Living with Green Guru – Prad’s nickname, of late -, is not easy sometimes. This morning, I had the unpleasant surprise of my electric toothbrush running out of electricity, half way as I was trying to brush my teeth. Without telling me, Green Guru had decided to unplug it the night before. Little did he know, that it needed to be recharged. I was not pleased, and I let him know.
Yesterday, we had another squabble, after he informed me of his intention to unplug the dryer. His plan was to have us all quit using the dryer, cold turkey. It was met with plain outrage on my part. Yes, I do plan, some day to make the shift to a clothesline, but not yet. Give me some time, I need to psych myself up, for such a radical shift. There is also the issue of the kids, and of bringing them along in the decision. Ours are teenagers, still protesting from the recent blending of our two families, and going through some major angst of their own. I suggested to Green Guru, that maybe he could first install a clothesline in our backyard, and inspire us all through his example. In the mean time, the dryer will stay plugged in.
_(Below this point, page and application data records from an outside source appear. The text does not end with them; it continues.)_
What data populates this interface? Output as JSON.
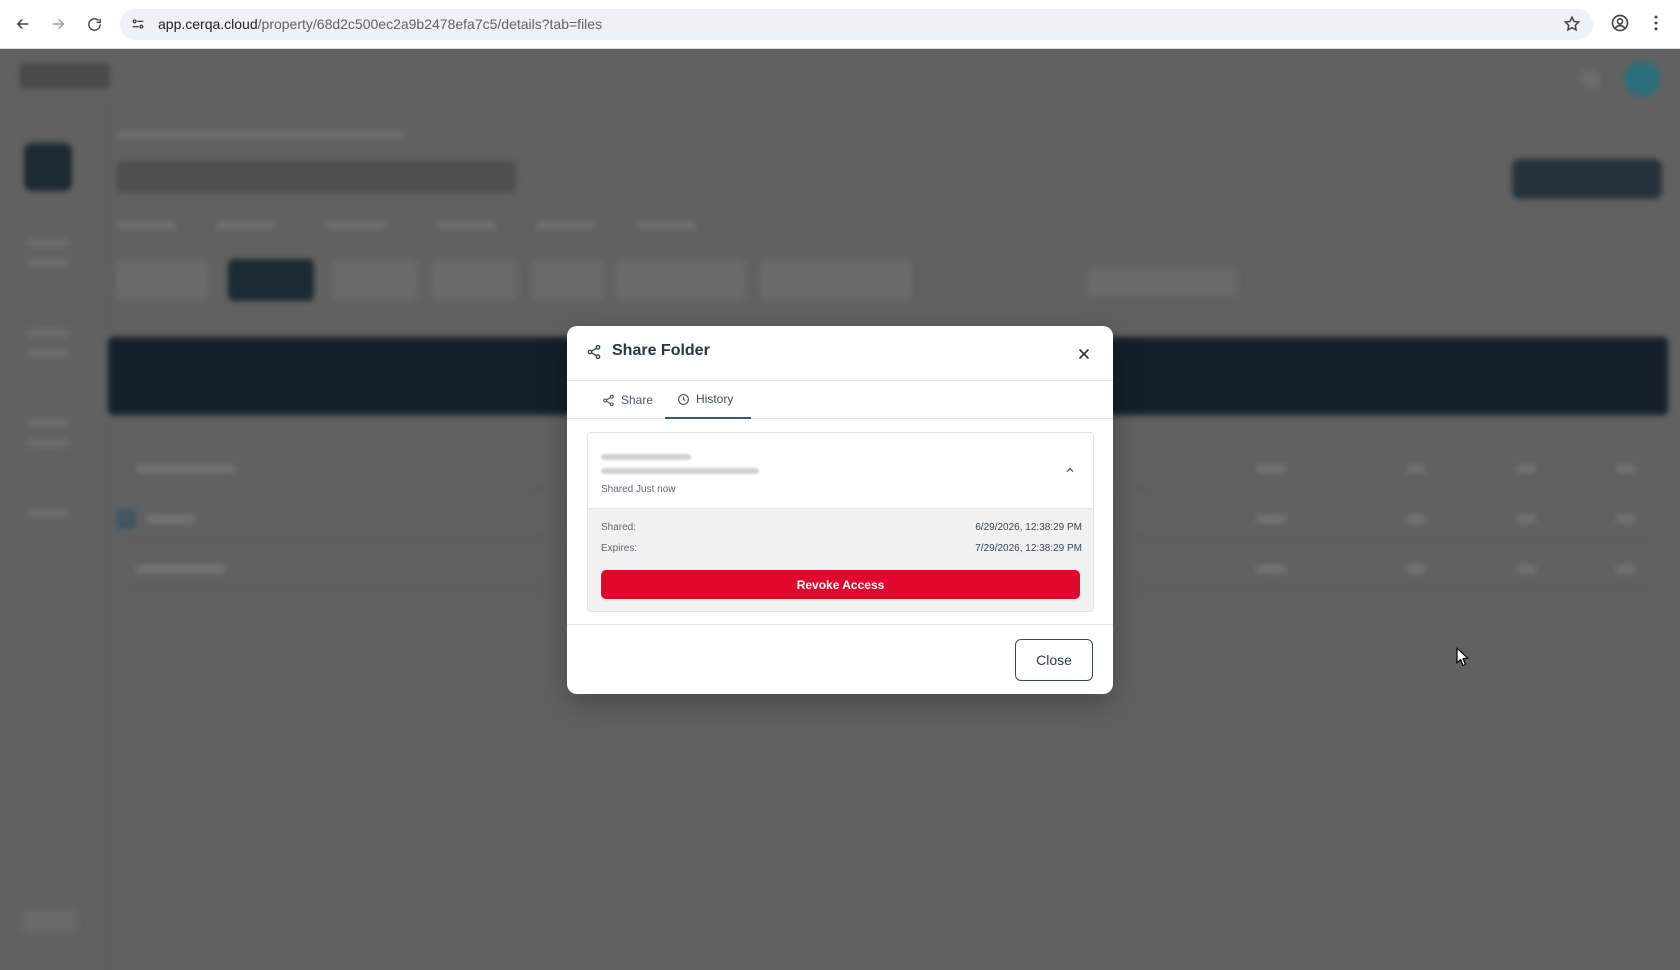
{
  "browser": {
    "url_host": "app.cerqa.cloud",
    "url_path": "/property/68d2c500ec2a9b2478efa7c5/details?tab=files"
  },
  "modal": {
    "title": "Share Folder",
    "tabs": [
      {
        "label": "Share",
        "icon": "share-icon",
        "active": false
      },
      {
        "label": "History",
        "icon": "clock-icon",
        "active": true
      }
    ],
    "history_entry": {
      "shared_when": "Shared Just now",
      "shared_label": "Shared:",
      "shared_value": "6/29/2026, 12:38:29 PM",
      "expires_label": "Expires:",
      "expires_value": "7/29/2026, 12:38:29 PM",
      "revoke_label": "Revoke Access"
    },
    "close_label": "Close"
  },
  "colors": {
    "revoke": "#e0082c",
    "overlay": "#5e5e5e",
    "title": "#263746"
  }
}
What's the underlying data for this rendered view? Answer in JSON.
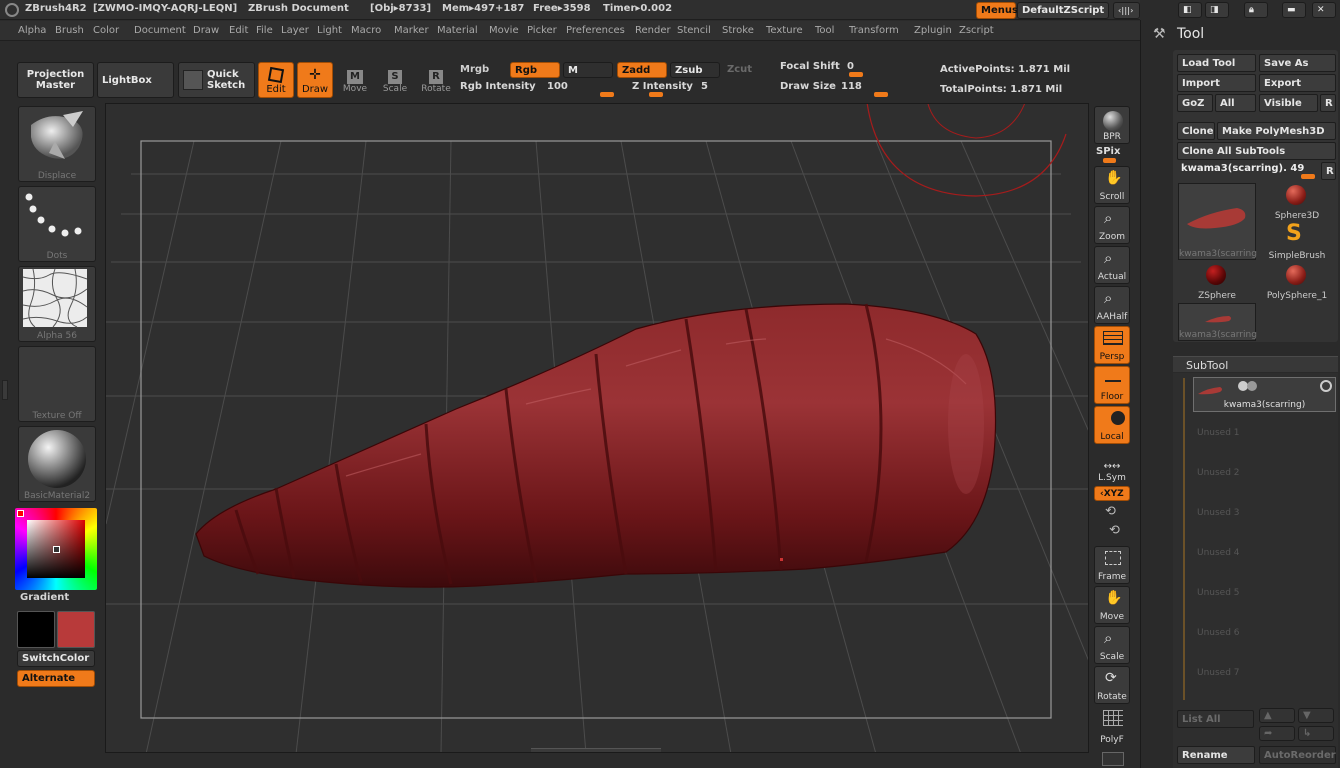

On our way back from the farmers’ market, Charlotte wanted to show me the new shoe store, the one where she got her pair of red sandals last week. I had been meaning to visit anyway. Charlotte and I, both delighted in how good the prices were. “Look, these are only $35!” The Mystique ballerinas on the sales rack were very tempting. I tried them on. It turns out they did not fit. I could walk out, with my green conscience intact, kind of. My earlier musings about simplicity were still fresh, and I began to wonder about the real price for the Mystique shoes. I am pretty sure they were made in China. The way I see it, there should be two price tags: the usual tag based on costs of goods and merchant markup, and another one for carbon footprint. Maybe, it could be like the Energy Star system for appliances, but instead of stars, it would show footprints. Without a footprint tag, it is too easy to forget the real price of the Mystique ballerinas.
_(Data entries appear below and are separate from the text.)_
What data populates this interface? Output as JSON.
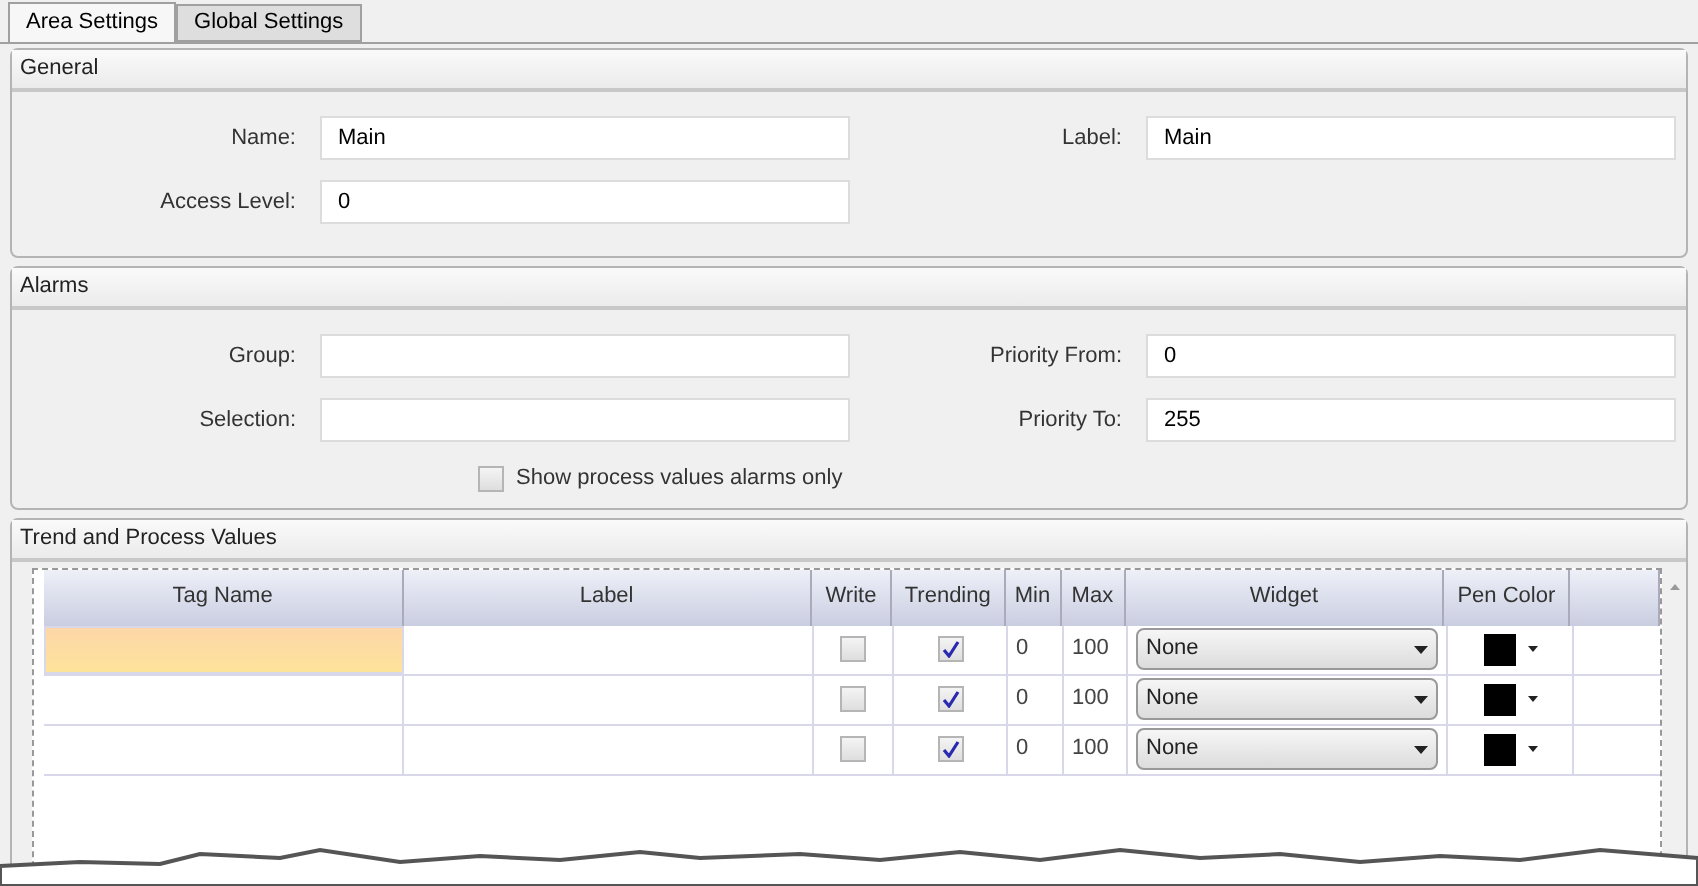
{
  "tabs": [
    {
      "label": "Area Settings",
      "selected": true
    },
    {
      "label": "Global Settings",
      "selected": false
    }
  ],
  "general": {
    "title": "General",
    "fields": [
      {
        "label": "Name:",
        "value": "Main"
      },
      {
        "label": "Label:",
        "value": "Main"
      },
      {
        "label": "Access Level:",
        "value": "0"
      }
    ]
  },
  "alarms": {
    "title": "Alarms",
    "fields": [
      {
        "label": "Group:"
      },
      {
        "label": "Priority From:",
        "value": "0"
      },
      {
        "label": "Selection:"
      },
      {
        "label": "Priority To:",
        "value": "255"
      }
    ],
    "checkbox": {
      "label": "Show process values alarms only",
      "checked": false
    }
  },
  "trend": {
    "title": "Trend and Process Values",
    "table": {
      "columns": [
        "Tag Name",
        "Label",
        "Write",
        "Trending",
        "Min",
        "Max",
        "Widget",
        "Pen Color"
      ],
      "rows": [
        {
          "selected": true,
          "write": false,
          "trending": true,
          "min": "0",
          "max": "100",
          "widget": "None",
          "color": "#000000"
        },
        {
          "selected": false,
          "write": false,
          "trending": true,
          "min": "0",
          "max": "100",
          "widget": "None",
          "color": "#000000"
        },
        {
          "selected": false,
          "write": false,
          "trending": true,
          "min": "0",
          "max": "100",
          "widget": "None",
          "color": "#000000"
        }
      ]
    }
  }
}
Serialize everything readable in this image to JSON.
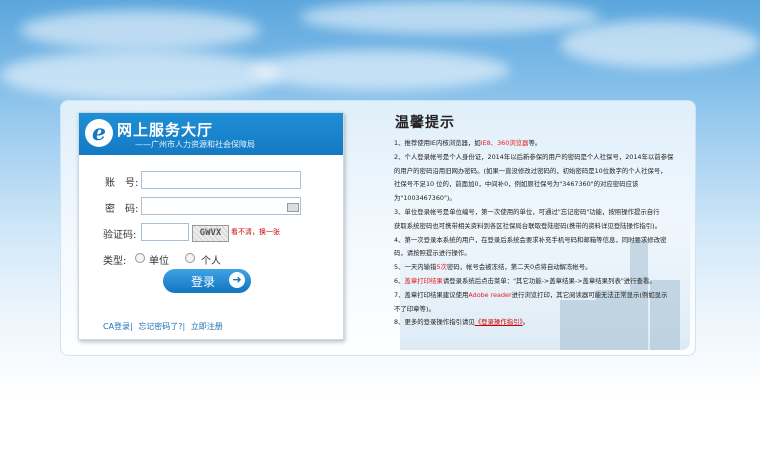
{
  "header": {
    "site_title": "网上服务大厅",
    "site_subtitle": "——广州市人力资源和社会保障局"
  },
  "login": {
    "account_label": "账　号:",
    "account_value": "",
    "password_label": "密　码:",
    "password_value": "",
    "captcha_label": "验证码:",
    "captcha_value": "",
    "captcha_image_text": "GWVX",
    "captcha_refresh": "看不清，换一张",
    "type_label": "类型:",
    "type_options": [
      "单位",
      "个人"
    ],
    "login_button": "登录",
    "links": [
      "CA登录|",
      "忘记密码了?|",
      "立即注册"
    ]
  },
  "tips": {
    "title": "温馨提示",
    "lines": [
      {
        "a": "1、推荐使用IE内核浏览器，如",
        "b": "IE8、360浏览器",
        "c": "等。"
      },
      {
        "a": "2、个人登录帐号是个人身份证，2014年以后新参保的用户的密码是个人社保号，2014年以前参保"
      },
      {
        "a": "的用户的密码沿用旧网办密码。(如果一直没修改过密码的，初始密码是10位数字的个人社保号，"
      },
      {
        "a": "社保号不足10 位的，前面加0，中间补0，例如原社保号为\"3467360\"的对应密码应该"
      },
      {
        "a": "为\"1003467360\")。"
      },
      {
        "a": "3、单位登录帐号是单位编号，第一次使用的单位，可通过\"忘记密码\"功能，按照操作提示自行"
      },
      {
        "a": "获取系统密码也可携带相关资料到各区社保局台联取登陆密码(携带的资料详见登陆操作指引)。"
      },
      {
        "a": "4、第一次登录本系统的用户，在登录后系统会要求补充手机号码和邮箱等信息，同时要求修改密"
      },
      {
        "a": "码，请按照提示进行操作。"
      },
      {
        "a": "5、一天内输错",
        "b": "5次",
        "c": "密码，帐号会被冻结，第二天0点将自动解冻帐号。"
      },
      {
        "a": "6、",
        "b": "盖章打印结果",
        "c": "请登录系统后点击菜单：\"其它功能->盖章结果->盖章结果列表\"进行查看。"
      },
      {
        "a": "7、盖章打印结果建议使用",
        "b": "Adobe reader",
        "c": "进行浏览打印，其它阅读器可能无法正常显示(例如显示"
      },
      {
        "a": "不了印章等)。"
      },
      {
        "a": "8、更多的登录操作指引请见",
        "link": "《登录操作指引》",
        "c": "。"
      }
    ]
  }
}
Yesterday, I threw away a whole uncooked burger. The day before, it was a whole chicken. Prad and I have this ongoing battle about the amount of food I throw away everyday, usually enough to feed a whole other family. Prad thinks I should plan better and not buy, unless I am sure it will get eaten. When the kids were little, it was a lot easier, I knew we would all be there for dinner. Now that they are teenagers, I never know who to expect for dinner. Still, I insist on cooking enough for the six of us, each time. Lately, it has become clear that those family dinners have become the exception. Charlotte and Catherine both drive now, and they are out almost every evening. And Prad’s children have most of their meals at their mom’s house. It is time to downscale, and to resolve myself to twosome dinners. That one wasted burger was the equivalent or four kilograms of CO2. Eight burgers a day is the same as driving a Hummer for a whole year.